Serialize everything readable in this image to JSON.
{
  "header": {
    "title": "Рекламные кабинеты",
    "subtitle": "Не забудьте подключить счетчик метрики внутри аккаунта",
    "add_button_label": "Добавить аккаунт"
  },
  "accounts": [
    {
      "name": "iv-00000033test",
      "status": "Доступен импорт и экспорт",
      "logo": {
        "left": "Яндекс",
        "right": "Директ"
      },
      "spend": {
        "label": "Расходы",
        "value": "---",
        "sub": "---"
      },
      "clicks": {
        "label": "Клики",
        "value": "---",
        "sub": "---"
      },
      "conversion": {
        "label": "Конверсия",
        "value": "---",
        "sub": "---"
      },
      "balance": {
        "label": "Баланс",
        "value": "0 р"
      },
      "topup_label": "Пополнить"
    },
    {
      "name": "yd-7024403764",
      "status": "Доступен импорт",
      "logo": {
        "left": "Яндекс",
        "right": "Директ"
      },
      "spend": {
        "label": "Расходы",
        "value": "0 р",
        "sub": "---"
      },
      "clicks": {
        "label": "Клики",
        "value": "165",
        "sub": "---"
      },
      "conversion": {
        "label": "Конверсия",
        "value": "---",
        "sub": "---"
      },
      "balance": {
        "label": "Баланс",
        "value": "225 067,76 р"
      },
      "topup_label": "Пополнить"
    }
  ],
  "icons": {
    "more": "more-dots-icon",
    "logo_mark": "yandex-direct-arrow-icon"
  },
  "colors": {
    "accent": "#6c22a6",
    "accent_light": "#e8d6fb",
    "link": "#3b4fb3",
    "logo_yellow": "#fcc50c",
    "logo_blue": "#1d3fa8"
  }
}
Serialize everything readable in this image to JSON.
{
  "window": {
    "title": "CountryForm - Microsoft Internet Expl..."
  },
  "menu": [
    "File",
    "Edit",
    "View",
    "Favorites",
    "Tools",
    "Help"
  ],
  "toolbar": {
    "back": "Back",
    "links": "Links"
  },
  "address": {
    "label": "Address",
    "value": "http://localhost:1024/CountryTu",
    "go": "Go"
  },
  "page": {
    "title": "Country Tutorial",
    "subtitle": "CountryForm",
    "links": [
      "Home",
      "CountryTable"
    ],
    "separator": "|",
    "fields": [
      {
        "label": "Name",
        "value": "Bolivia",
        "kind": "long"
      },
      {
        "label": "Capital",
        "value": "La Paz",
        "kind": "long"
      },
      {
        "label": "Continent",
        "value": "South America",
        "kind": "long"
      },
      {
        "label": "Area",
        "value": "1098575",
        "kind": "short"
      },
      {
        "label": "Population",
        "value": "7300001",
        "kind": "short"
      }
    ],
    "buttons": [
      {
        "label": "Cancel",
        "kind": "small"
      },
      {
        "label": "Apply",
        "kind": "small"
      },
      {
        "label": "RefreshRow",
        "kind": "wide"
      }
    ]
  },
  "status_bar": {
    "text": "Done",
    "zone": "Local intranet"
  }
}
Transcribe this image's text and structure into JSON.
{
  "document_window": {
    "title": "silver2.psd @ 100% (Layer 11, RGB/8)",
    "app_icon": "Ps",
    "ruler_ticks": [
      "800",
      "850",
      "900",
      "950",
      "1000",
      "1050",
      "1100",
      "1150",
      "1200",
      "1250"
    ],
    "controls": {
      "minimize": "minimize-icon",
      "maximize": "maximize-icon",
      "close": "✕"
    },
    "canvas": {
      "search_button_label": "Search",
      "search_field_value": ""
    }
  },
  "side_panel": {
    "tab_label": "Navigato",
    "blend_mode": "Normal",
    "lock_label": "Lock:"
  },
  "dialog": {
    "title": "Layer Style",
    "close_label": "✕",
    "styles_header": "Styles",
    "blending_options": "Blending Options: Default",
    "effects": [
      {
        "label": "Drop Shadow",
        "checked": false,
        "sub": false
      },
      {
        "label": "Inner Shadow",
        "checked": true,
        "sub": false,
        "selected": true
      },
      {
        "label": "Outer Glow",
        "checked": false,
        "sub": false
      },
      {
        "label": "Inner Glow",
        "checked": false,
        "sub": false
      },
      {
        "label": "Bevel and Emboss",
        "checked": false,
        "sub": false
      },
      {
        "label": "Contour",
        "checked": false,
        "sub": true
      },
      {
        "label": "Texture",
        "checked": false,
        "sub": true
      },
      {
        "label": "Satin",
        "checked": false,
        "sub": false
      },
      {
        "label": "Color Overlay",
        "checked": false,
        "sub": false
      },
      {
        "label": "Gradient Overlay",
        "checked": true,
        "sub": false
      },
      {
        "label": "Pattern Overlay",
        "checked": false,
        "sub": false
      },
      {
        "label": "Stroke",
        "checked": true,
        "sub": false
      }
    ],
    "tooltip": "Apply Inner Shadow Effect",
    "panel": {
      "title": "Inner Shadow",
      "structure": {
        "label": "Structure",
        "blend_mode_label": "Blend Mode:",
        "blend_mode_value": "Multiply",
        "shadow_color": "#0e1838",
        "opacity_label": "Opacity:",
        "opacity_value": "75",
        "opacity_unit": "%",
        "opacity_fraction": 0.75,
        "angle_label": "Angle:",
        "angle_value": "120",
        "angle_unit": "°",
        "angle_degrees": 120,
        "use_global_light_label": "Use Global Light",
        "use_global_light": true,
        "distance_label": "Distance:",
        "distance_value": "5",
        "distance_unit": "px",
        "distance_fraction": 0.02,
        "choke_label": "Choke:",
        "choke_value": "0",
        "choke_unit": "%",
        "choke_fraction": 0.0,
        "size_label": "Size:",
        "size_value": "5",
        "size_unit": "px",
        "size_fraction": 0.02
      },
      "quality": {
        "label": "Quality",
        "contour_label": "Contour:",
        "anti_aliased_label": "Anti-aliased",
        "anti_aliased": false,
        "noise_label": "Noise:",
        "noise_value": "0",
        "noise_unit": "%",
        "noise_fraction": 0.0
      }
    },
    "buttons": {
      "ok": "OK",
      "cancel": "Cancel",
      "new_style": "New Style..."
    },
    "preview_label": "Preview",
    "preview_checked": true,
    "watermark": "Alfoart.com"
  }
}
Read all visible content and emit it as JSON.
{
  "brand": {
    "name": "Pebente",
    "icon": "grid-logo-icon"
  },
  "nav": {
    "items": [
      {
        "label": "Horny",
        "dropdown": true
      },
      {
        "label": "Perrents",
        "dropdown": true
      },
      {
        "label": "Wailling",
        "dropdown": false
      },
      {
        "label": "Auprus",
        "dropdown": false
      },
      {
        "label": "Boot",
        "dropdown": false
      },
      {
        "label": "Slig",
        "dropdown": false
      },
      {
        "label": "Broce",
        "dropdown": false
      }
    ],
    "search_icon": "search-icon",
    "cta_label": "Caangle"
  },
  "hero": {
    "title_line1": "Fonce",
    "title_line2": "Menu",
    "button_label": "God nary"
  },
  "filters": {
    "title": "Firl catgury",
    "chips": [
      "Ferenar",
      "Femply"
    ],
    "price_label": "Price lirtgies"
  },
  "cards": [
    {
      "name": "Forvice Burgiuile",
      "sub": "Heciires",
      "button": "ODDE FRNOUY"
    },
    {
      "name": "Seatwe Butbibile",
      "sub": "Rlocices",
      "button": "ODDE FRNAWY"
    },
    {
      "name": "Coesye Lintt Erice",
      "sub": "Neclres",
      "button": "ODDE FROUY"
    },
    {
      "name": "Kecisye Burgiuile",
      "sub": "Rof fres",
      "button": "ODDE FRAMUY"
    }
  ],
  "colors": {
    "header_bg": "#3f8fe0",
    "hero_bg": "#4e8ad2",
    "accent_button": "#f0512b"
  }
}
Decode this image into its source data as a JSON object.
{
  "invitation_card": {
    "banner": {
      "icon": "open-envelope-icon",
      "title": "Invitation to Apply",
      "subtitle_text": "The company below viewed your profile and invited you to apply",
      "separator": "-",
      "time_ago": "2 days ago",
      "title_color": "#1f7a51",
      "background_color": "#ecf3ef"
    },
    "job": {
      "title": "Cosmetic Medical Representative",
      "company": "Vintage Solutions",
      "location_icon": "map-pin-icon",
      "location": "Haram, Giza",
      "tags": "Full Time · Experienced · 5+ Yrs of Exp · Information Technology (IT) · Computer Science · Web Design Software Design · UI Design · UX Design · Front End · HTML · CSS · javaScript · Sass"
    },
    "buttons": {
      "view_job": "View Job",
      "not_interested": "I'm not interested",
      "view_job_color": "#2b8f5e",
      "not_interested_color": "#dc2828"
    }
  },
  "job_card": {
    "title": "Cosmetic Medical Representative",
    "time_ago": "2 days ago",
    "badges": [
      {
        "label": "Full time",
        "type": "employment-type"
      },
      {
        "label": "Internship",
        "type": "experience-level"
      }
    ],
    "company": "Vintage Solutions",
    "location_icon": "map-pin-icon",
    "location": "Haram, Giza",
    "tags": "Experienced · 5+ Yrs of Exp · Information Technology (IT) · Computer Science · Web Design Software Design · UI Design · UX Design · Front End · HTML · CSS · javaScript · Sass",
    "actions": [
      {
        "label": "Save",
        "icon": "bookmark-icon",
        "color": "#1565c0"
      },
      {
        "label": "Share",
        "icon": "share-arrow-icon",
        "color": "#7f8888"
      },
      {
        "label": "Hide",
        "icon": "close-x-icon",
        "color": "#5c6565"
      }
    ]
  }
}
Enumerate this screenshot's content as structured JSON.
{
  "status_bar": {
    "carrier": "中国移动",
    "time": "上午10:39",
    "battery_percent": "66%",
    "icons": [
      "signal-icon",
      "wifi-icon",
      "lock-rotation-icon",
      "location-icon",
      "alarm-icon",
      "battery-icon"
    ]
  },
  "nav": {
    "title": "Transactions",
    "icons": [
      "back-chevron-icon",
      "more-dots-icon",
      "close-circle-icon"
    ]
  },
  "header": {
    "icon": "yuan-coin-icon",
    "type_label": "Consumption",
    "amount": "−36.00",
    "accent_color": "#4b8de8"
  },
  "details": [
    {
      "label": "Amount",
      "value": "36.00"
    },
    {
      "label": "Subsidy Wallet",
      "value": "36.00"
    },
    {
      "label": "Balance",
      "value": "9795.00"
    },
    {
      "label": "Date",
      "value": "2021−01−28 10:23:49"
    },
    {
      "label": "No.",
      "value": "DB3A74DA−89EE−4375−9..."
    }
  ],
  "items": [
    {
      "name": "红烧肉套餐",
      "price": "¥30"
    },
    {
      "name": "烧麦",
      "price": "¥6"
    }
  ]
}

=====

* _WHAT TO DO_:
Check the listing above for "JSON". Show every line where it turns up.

* _RESPONSE AREA_:
Serialize everything readable in this image to JSON.
Serialize everything readable in this image to JSON.
Transcribe this image's text and structure into JSON.
Read all visible content and emit it as JSON.
Decode this image into its source data as a JSON object.
Enumerate this screenshot's content as structured JSON.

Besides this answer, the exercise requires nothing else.